LCD Backlight Replacement at Plasma Music

Here's a Roland GC-8 editor / controller for the massive Roland R-880 reverb (circa 1988). Without the controller, the R-880 which really is an awesome machine, is kind of useless as there's little out there to program it via MIDI.

Roland GC-8 LCD Backilight Repalcement
Roland GC-8 with original LCD backlight (pink) and new LCD backlight.

Luckily and thanks to a company called backlight4you, LCD backlight replacement is now worth looking into. A variety of EL-panels that are suitable for a whole bunch of older gear, is available at the company's website which is also full of other useful and related information. Their backlights are reasonably priced and arrive from Germany pretty quickly and in very stiff cardboard packaging.

After fitting the replacement EL-panel, I powered up the unit to check. Wow! It looks great and on this occasion I got lucky and that bloody annoying whine has gone!

Roland GC-8 with fully working LCD backlight

IMPORTANT: As a backlight ages, its electrical characteristics change, These changes put a strain on a small circuit called an inverter which converts dc within the unit to high-frequency ac which is required to drive the EL-panel. As parts of this circuit age, it starts to whine. In many cases, replacing the backlight will fix that problem but... not always. : (

If after swapping out your backlight, your unit is still whining, then backlight4you may still be able to help. Take a closer look at their website and you'll find a section on inverters. Designed to run from common voltages and power many of the EL panels that are sold on the website, these replacements are very reasonably priced.

Replacement inverters might not be pin-for-pin compatible, especially with very old equipment but with a little ingenuity, you might be able squeeze one in somewhere.

Due to the low cost of replacement inverters, I would personally recommend swapping out the inverter if possible, when fitting a new EL-panel.

Need help with a hard-to-read LCD? Drop me a line.

UPDATE - 20th May 2020

Several days after replacing the EL backlight panel in this Roland GC-8, the high-pitch whine started again. I decided to go back to backlight4you and check out the inverters that are advertised on the company's website.

Due to the limited space inside the GC-8, I needed something small and indeed the backlight4you inverters do look as small as you can get them.

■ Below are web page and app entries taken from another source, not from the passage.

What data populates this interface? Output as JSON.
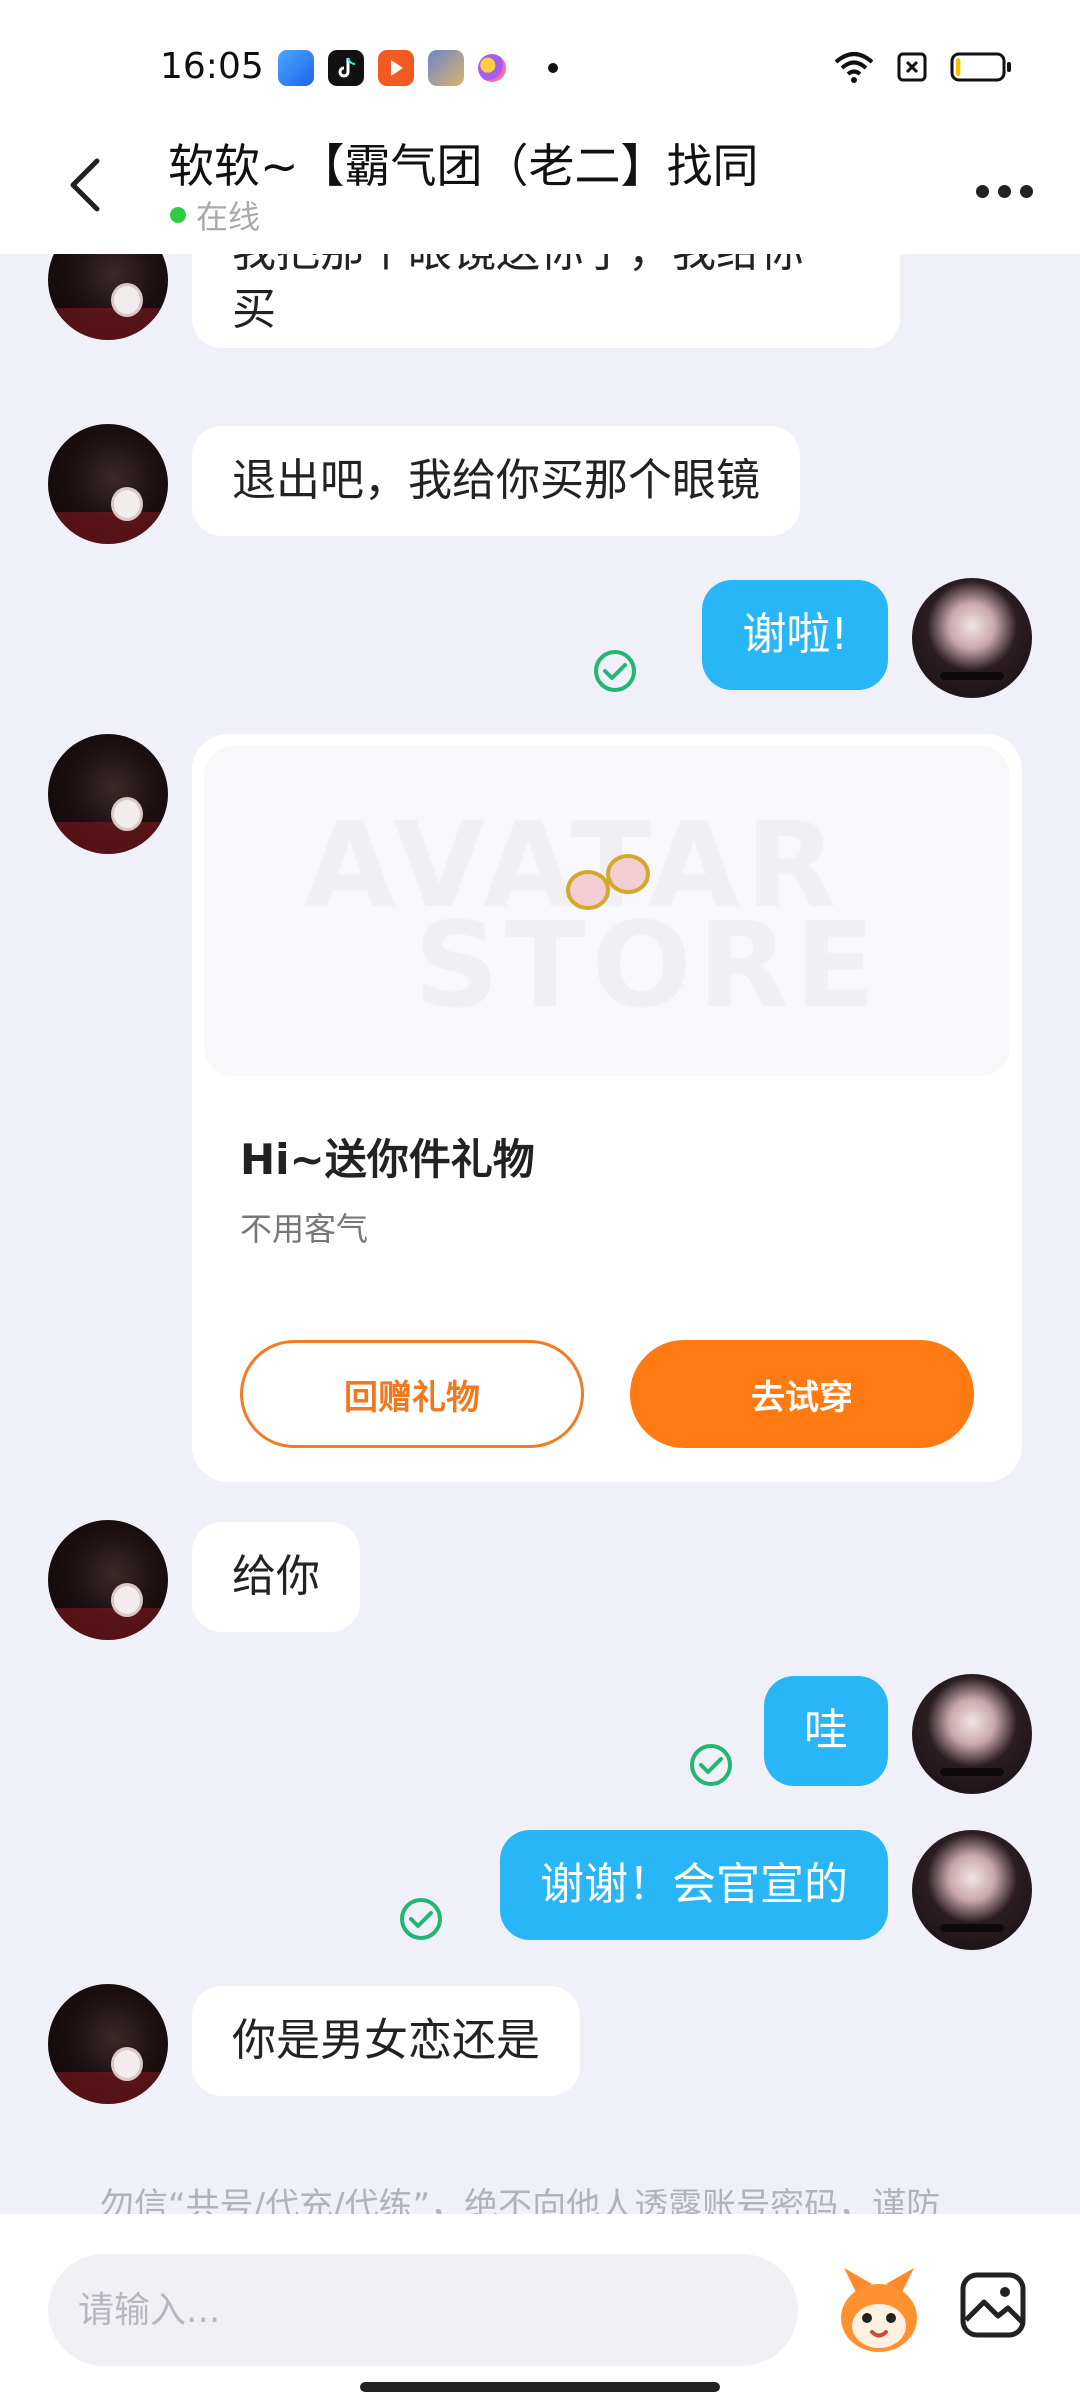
{
  "status_bar": {
    "time": "16:05",
    "battery_level": 0.1
  },
  "header": {
    "title": "软软~【霸气团（老二】找同",
    "status": "在线",
    "status_color": "#2ecc40"
  },
  "messages": [
    {
      "from": "them",
      "text_lines": [
        "我把那个眼镜送你了，我给你",
        "买"
      ]
    },
    {
      "from": "them",
      "text": "退出吧，我给你买那个眼镜"
    },
    {
      "from": "me",
      "text": "谢啦!",
      "read": true
    },
    {
      "from": "them",
      "type": "gift"
    },
    {
      "from": "them",
      "text": "给你"
    },
    {
      "from": "me",
      "text": "哇",
      "read": true
    },
    {
      "from": "me",
      "text": "谢谢！会官宣的",
      "read": true
    },
    {
      "from": "them",
      "text": "你是男女恋还是"
    }
  ],
  "gift_card": {
    "watermark_line1": "AVATAR",
    "watermark_line2": "STORE",
    "title": "Hi~送你件礼物",
    "subtitle": "不用客气",
    "return_button": "回赠礼物",
    "try_button": "去试穿"
  },
  "notice": "勿信“共号/代充/代练”，绝不向他人透露账号密码，谨防",
  "input": {
    "placeholder": "请输入..."
  },
  "colors": {
    "my_bubble": "#29b6f6",
    "accent_orange": "#ff7a12",
    "read_check": "#22b573"
  },
  "icons": [
    "back-arrow-icon",
    "more-dots-icon",
    "read-check-icon",
    "glasses-icon",
    "mascot-emoji-icon",
    "image-picker-icon"
  ]
}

EL inverter scaled next to my favourite (KISS) coffee mug
EL inverter from backlight4u scaled against my favourite coffee mug!

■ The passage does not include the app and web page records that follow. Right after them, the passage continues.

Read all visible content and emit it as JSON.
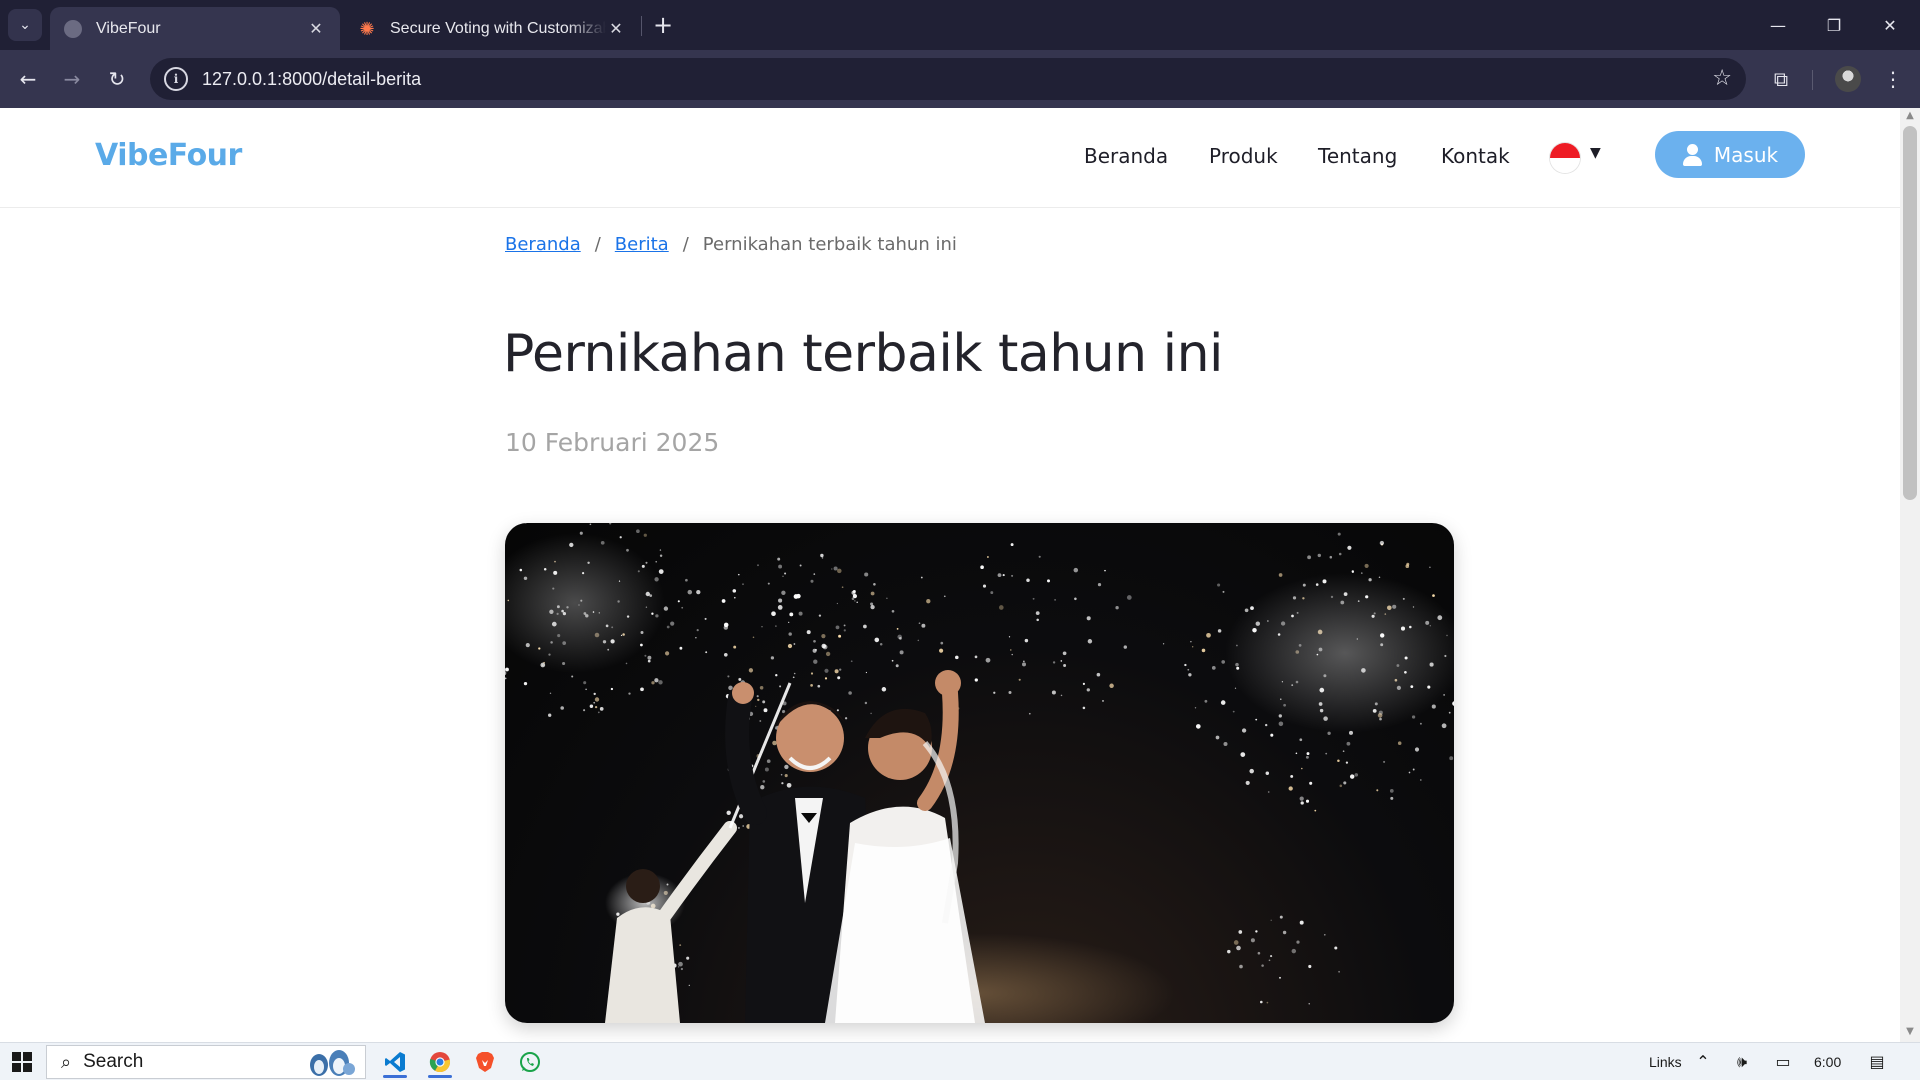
{
  "browser": {
    "tab_search_icon": "chevron-down-icon",
    "tabs": [
      {
        "title": "VibeFour",
        "active": true
      },
      {
        "title": "Secure Voting with Customizable",
        "active": false
      }
    ],
    "url": "127.0.0.1:8000/detail-berita"
  },
  "site": {
    "brand": "VibeFour",
    "brand_color": "#5aaae8",
    "nav": [
      {
        "label": "Beranda"
      },
      {
        "label": "Produk"
      },
      {
        "label": "Tentang"
      },
      {
        "label": "Kontak"
      }
    ],
    "language_flag": "indonesia-flag",
    "login_label": "Masuk",
    "login_color": "#6bb1ee"
  },
  "breadcrumb": {
    "home": "Beranda",
    "section": "Berita",
    "current": "Pernikahan terbaik tahun ini",
    "separator": "/"
  },
  "article": {
    "title": "Pernikahan terbaik tahun ini",
    "date": "10 Februari 2025",
    "image_alt": "wedding couple with sparkler fireworks"
  },
  "taskbar": {
    "search_placeholder": "Search",
    "links_label": "Links",
    "time": "6:00"
  }
}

While waiting for the inverter to arrive, I removed the original transformer from the GC-8 inverter circuit. This is the component that actually generates the whine.

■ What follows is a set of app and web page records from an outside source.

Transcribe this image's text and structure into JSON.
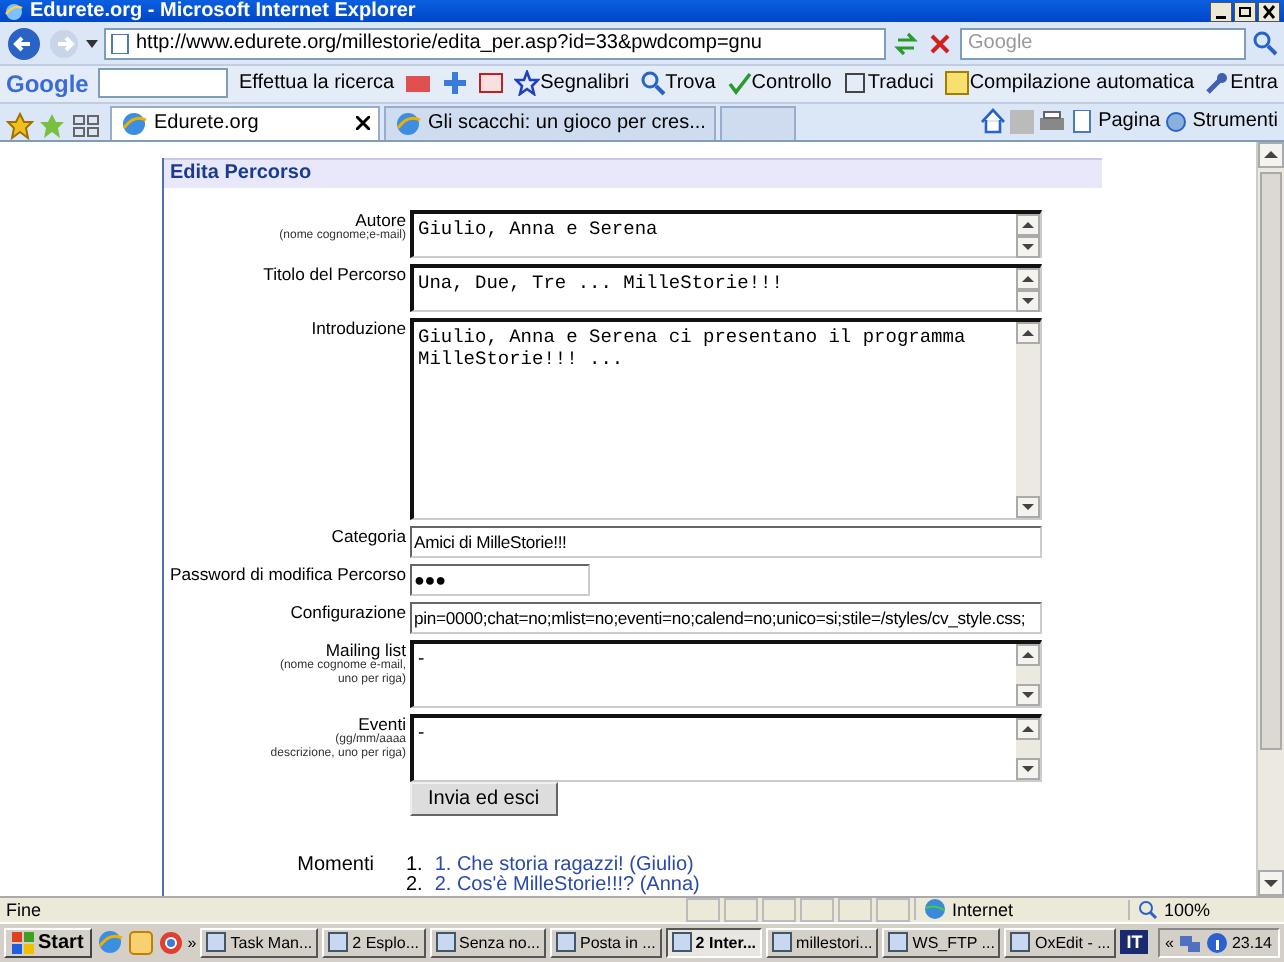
{
  "window": {
    "title": "Edurete.org - Microsoft Internet Explorer"
  },
  "address_bar": {
    "url": "http://www.edurete.org/millestorie/edita_per.asp?id=33&pwdcomp=gnu",
    "search_placeholder": "Google"
  },
  "google_toolbar": {
    "logo": "Google",
    "search_button": "Effettua la ricerca",
    "items": [
      "Segnalibri",
      "Trova",
      "Controllo",
      "Traduci",
      "Compilazione automatica",
      "Entra"
    ]
  },
  "tabs": [
    {
      "label": "Edurete.org",
      "selected": true
    },
    {
      "label": "Gli scacchi: un gioco per cres...",
      "selected": false
    }
  ],
  "command_bar": [
    "Pagina",
    "Strumenti"
  ],
  "form": {
    "title": "Edita Percorso",
    "fields": [
      {
        "kind": "short-text",
        "label": "Autore",
        "hint": "(nome cognome;e-mail)",
        "value": "Giulio, Anna e Serena"
      },
      {
        "kind": "short-text",
        "label": "Titolo del Percorso",
        "value": "Una, Due, Tre ... MilleStorie!!!"
      },
      {
        "kind": "long-text",
        "label": "Introduzione",
        "value": "Giulio, Anna e Serena ci presentano il programma MilleStorie!!! ..."
      },
      {
        "kind": "line",
        "label": "Categoria",
        "value": "Amici di MilleStorie!!!"
      },
      {
        "kind": "password",
        "label": "Password di modifica Percorso",
        "value": "●●●"
      },
      {
        "kind": "line",
        "label": "Configurazione",
        "value": "pin=0000;chat=no;mlist=no;eventi=no;calend=no;unico=si;stile=/styles/cv_style.css;"
      },
      {
        "kind": "list-text",
        "label": "Mailing list",
        "hint": "(nome cognome e-mail, uno per riga)",
        "value": "-"
      },
      {
        "kind": "list-text",
        "label": "Eventi",
        "hint": "(gg/mm/aaaa descrizione, uno per riga)",
        "value": "-"
      }
    ],
    "submit": "Invia ed esci",
    "moments": {
      "label": "Momenti",
      "items": [
        {
          "number": "1.",
          "text": "1. Che storia ragazzi! (Giulio)"
        },
        {
          "number": "2.",
          "text": "2. Cos'è MilleStorie!!!? (Anna)"
        }
      ]
    }
  },
  "status_bar": {
    "text": "Fine",
    "zone": "Internet",
    "zoom": "100%"
  },
  "taskbar": {
    "start": "Start",
    "more": "»",
    "tasks": [
      {
        "label": "Task Man...",
        "selected": false
      },
      {
        "label": "2 Esplo...",
        "selected": false
      },
      {
        "label": "Senza no...",
        "selected": false
      },
      {
        "label": "Posta in ...",
        "selected": false
      },
      {
        "label": "2 Inter...",
        "selected": true
      },
      {
        "label": "millestori...",
        "selected": false
      },
      {
        "label": "WS_FTP ...",
        "selected": false
      },
      {
        "label": "OxEdit - ...",
        "selected": false
      }
    ],
    "language": "IT",
    "tray_more": "«",
    "clock": "23.14"
  }
}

When the inverter did turn up, it was quite obvious that it wouldn't fit straight on to the GC-8's PCB. I expected as much but I'm stating this for clarity to others. I ended up placing the inverter, underneath the main PCB towards the sockets at the back of the GC-8. Phew! It just fitted. The slanted profile of the unit meant that it wouldn't fit towards the front where there's a bit more room. Typical!!!

Connecting the 3-terminal device was straight-forward and since my GC-8 isn't going on an interplanetary mission in the near future, securing it just needed a little double-sided tape and hot glue.

It's important to note that this little black epoxy resin box, is a complete inverter and NOT just the transformer.

Time to power up and test. DEAD quiet! Wow, this is definitely worth doing.

I actually have two Roland R-880s and so, two GC-8s. My EL panel and inverter replacement on one of my units, meant that well, I just had to do the other one, too! 🙂